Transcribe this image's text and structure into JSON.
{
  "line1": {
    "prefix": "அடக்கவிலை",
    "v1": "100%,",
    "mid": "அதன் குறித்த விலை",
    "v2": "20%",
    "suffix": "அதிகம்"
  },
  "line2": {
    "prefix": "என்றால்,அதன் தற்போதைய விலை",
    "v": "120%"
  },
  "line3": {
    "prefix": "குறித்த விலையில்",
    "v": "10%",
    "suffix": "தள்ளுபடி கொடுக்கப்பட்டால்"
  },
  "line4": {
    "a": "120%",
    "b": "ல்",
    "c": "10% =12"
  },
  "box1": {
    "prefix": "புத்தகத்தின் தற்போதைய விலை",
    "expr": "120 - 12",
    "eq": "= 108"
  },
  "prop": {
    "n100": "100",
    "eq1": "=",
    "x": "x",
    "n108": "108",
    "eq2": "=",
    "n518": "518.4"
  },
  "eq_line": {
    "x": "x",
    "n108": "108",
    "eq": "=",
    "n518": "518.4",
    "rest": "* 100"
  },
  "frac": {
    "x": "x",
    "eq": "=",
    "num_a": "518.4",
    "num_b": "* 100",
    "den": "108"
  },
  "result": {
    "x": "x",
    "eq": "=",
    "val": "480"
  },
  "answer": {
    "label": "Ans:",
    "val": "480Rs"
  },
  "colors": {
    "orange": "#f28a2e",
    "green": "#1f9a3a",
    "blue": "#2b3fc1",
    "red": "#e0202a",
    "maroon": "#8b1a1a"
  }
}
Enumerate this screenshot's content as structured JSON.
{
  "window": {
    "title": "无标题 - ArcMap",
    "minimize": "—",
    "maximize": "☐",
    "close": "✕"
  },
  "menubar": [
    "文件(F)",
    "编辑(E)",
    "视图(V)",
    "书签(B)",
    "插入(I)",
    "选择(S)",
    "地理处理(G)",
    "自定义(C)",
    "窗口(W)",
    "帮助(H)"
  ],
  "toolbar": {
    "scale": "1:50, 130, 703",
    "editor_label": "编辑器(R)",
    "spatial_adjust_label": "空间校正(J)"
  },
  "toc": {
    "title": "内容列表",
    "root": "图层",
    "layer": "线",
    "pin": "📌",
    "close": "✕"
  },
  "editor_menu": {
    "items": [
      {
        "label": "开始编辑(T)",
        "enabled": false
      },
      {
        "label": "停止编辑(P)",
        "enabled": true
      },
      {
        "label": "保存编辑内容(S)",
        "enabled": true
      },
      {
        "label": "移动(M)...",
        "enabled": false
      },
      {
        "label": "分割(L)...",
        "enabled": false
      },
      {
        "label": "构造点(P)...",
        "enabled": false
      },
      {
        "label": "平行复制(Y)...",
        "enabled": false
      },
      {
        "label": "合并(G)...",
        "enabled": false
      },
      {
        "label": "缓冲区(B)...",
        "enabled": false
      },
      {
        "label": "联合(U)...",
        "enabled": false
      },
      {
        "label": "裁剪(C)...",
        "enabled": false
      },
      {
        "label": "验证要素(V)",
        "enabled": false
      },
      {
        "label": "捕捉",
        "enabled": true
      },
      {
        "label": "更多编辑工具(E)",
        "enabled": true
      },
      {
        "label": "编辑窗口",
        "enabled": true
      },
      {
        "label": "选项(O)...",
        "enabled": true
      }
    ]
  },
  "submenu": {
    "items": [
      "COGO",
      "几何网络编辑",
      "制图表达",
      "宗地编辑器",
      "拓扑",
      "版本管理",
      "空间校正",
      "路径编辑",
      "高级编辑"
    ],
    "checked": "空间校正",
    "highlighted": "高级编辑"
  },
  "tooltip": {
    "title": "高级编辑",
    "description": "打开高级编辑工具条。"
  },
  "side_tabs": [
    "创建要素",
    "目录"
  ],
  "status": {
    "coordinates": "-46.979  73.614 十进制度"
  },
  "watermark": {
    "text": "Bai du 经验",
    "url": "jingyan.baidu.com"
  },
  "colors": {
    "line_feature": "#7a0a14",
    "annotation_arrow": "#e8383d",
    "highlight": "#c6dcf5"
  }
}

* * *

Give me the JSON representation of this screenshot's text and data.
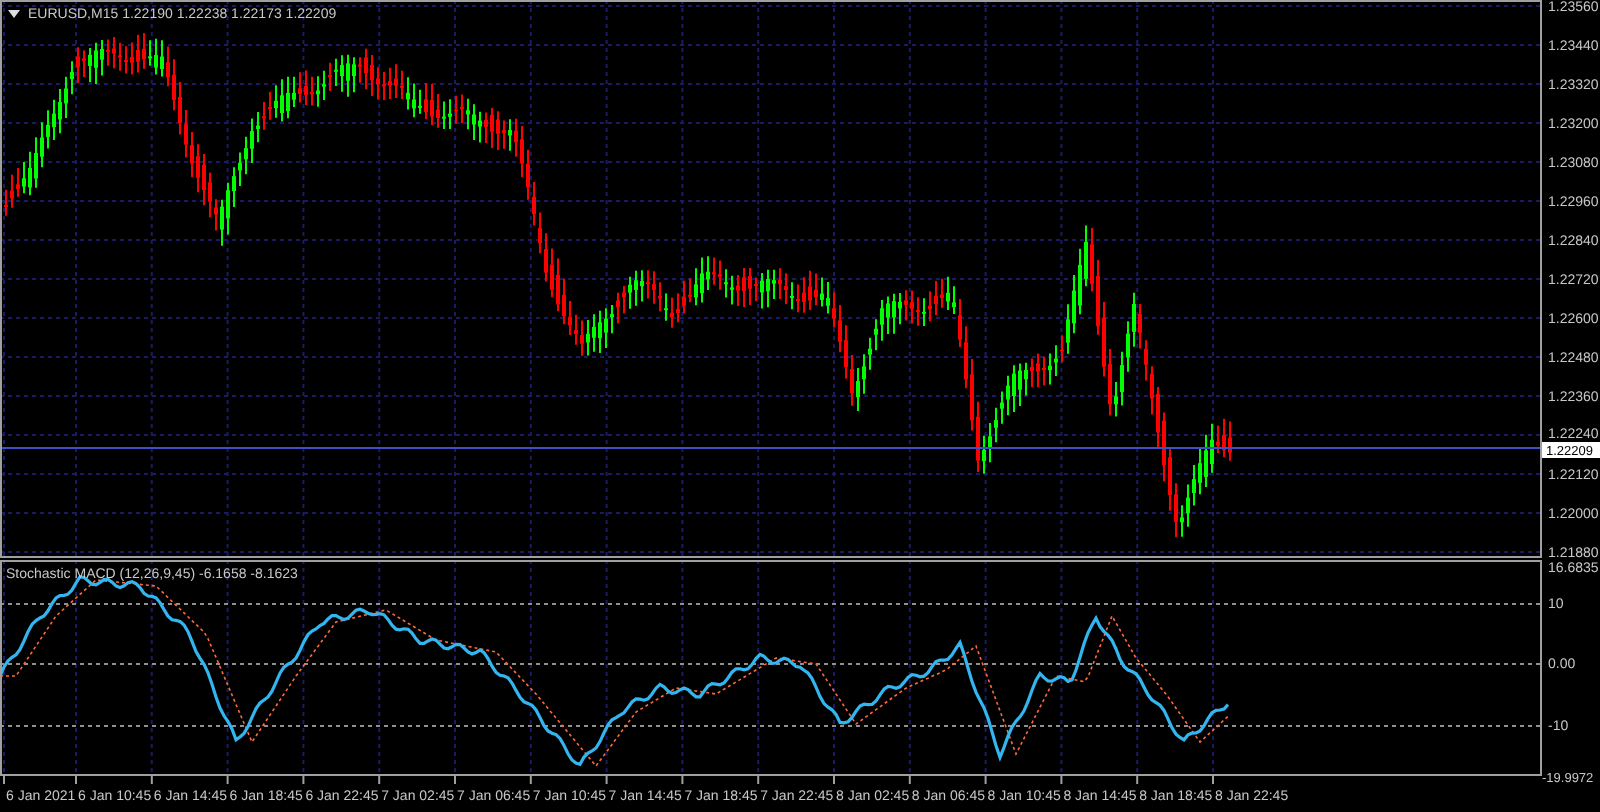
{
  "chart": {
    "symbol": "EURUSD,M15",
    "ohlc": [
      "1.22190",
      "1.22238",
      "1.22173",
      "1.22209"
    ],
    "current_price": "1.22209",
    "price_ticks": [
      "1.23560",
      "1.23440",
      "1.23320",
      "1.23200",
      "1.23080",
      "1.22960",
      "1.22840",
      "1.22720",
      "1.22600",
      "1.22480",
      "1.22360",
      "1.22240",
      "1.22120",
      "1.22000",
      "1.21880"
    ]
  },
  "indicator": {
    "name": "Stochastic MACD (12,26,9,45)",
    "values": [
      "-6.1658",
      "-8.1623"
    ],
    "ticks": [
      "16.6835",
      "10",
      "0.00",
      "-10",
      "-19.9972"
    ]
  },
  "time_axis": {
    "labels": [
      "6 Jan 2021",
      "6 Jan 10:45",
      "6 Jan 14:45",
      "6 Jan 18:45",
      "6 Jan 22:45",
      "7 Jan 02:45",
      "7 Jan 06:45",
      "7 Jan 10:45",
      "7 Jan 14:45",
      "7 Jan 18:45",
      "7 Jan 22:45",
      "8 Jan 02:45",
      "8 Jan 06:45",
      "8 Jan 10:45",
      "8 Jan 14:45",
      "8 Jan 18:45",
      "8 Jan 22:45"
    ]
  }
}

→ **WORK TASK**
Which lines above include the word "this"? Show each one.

→ **YOUR SOLUTION**
Transcribe this image's text and structure into JSON.
Enumerate this screenshot's content as structured JSON.
Give me the JSON representation of this screenshot's text and data.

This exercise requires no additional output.